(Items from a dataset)
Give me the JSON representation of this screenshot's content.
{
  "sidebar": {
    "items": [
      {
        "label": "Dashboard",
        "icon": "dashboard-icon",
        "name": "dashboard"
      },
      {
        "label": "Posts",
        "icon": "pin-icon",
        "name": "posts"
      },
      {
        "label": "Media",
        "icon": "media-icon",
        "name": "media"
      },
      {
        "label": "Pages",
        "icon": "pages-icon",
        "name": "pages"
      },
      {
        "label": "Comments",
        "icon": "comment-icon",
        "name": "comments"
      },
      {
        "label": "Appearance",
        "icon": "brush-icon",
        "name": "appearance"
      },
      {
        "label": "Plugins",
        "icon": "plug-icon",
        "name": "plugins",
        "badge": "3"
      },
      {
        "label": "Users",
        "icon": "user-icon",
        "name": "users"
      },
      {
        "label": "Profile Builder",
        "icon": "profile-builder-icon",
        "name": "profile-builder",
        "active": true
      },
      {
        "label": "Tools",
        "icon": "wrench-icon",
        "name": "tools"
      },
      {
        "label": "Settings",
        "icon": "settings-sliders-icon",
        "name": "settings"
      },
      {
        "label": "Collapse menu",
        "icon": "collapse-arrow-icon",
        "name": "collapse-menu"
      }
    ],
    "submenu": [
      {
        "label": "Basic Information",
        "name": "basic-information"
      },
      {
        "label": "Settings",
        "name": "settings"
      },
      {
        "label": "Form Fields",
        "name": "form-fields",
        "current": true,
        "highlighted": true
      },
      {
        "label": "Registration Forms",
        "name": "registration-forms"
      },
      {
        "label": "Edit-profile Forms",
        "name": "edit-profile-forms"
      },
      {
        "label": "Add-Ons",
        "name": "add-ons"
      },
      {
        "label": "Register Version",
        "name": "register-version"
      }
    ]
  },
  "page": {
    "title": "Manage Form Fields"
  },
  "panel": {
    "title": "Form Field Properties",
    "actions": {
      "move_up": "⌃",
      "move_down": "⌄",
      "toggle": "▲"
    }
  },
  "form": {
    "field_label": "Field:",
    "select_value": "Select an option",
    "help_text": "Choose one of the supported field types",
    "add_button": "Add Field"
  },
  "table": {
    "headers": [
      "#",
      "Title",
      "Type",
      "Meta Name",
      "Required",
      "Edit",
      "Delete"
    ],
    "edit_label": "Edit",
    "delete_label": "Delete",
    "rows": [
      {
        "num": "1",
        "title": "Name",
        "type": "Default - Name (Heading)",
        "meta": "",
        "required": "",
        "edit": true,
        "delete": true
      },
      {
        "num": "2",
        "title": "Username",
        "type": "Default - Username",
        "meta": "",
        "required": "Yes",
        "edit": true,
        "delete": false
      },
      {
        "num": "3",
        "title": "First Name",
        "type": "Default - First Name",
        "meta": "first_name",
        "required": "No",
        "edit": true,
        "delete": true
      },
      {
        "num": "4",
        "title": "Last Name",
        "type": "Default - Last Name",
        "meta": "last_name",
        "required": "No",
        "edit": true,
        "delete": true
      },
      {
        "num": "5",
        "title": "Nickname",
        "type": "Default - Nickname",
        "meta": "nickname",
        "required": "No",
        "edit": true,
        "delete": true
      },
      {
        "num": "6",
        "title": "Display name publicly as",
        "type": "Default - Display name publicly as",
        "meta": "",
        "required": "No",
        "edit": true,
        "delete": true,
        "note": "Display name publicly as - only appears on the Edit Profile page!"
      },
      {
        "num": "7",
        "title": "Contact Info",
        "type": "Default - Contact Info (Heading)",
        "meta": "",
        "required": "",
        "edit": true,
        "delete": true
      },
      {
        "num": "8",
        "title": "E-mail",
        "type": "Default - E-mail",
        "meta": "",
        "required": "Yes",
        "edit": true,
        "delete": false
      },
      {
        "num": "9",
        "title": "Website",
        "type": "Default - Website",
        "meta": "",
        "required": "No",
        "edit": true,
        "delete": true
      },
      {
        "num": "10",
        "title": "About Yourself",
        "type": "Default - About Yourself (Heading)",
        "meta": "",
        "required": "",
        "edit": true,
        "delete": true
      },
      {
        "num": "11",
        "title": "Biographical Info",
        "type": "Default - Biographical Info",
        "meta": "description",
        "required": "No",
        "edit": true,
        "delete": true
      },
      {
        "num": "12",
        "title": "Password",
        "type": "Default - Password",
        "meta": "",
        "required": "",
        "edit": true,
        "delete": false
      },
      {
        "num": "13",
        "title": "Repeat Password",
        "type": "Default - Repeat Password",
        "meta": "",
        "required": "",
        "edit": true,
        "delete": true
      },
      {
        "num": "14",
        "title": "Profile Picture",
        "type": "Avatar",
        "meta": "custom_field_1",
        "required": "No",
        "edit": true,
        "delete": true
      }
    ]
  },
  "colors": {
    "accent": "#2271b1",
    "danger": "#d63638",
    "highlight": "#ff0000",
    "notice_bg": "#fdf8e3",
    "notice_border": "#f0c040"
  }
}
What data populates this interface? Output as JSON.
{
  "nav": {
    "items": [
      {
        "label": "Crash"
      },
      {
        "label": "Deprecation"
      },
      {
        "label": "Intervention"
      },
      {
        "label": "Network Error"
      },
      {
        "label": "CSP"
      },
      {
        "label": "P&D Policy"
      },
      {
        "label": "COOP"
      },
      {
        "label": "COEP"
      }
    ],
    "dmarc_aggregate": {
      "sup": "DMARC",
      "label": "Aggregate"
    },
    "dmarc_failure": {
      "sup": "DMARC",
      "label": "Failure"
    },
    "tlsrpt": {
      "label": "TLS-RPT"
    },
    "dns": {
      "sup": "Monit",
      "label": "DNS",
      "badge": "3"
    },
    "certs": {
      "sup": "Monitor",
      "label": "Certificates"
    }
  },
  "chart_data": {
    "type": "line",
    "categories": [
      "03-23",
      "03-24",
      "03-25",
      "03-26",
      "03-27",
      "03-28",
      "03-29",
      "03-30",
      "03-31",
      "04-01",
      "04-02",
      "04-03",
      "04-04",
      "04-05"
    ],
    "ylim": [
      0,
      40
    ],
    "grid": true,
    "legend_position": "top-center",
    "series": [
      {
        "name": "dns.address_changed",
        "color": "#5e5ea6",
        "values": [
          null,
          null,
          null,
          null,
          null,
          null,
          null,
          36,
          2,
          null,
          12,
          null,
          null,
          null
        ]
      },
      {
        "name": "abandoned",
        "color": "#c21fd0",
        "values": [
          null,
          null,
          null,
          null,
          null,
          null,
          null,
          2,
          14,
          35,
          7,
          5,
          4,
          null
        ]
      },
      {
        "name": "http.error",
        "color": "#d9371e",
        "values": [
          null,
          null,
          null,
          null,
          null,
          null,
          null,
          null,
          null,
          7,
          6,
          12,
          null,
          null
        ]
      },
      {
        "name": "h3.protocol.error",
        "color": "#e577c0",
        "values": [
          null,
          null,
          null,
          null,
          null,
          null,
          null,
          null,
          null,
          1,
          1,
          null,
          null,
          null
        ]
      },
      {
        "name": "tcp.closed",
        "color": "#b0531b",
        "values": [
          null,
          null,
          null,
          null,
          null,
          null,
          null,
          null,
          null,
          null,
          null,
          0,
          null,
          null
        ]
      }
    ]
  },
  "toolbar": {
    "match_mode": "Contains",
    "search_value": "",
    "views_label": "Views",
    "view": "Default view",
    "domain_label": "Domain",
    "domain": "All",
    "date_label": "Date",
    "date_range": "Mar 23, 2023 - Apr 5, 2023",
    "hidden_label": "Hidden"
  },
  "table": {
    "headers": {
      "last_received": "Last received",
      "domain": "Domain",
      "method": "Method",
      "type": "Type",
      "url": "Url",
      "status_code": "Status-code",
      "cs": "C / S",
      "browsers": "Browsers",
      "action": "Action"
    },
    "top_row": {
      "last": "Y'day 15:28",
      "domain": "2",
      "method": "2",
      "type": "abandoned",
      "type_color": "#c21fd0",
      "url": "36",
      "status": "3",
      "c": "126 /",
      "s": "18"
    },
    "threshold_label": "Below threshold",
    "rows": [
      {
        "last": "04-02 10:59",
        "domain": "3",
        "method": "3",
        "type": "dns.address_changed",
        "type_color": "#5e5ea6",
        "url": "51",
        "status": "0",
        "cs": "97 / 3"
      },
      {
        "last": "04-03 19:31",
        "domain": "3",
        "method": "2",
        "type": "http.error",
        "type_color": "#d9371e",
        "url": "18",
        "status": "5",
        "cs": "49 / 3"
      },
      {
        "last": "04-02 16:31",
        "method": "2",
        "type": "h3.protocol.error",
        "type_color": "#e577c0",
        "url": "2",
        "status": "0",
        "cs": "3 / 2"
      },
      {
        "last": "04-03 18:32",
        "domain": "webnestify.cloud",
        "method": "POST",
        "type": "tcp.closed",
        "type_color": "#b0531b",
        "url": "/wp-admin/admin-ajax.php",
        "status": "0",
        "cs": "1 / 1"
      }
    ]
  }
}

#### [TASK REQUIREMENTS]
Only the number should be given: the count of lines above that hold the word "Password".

#### [RESPONSE TO THIS EXERCISE]
4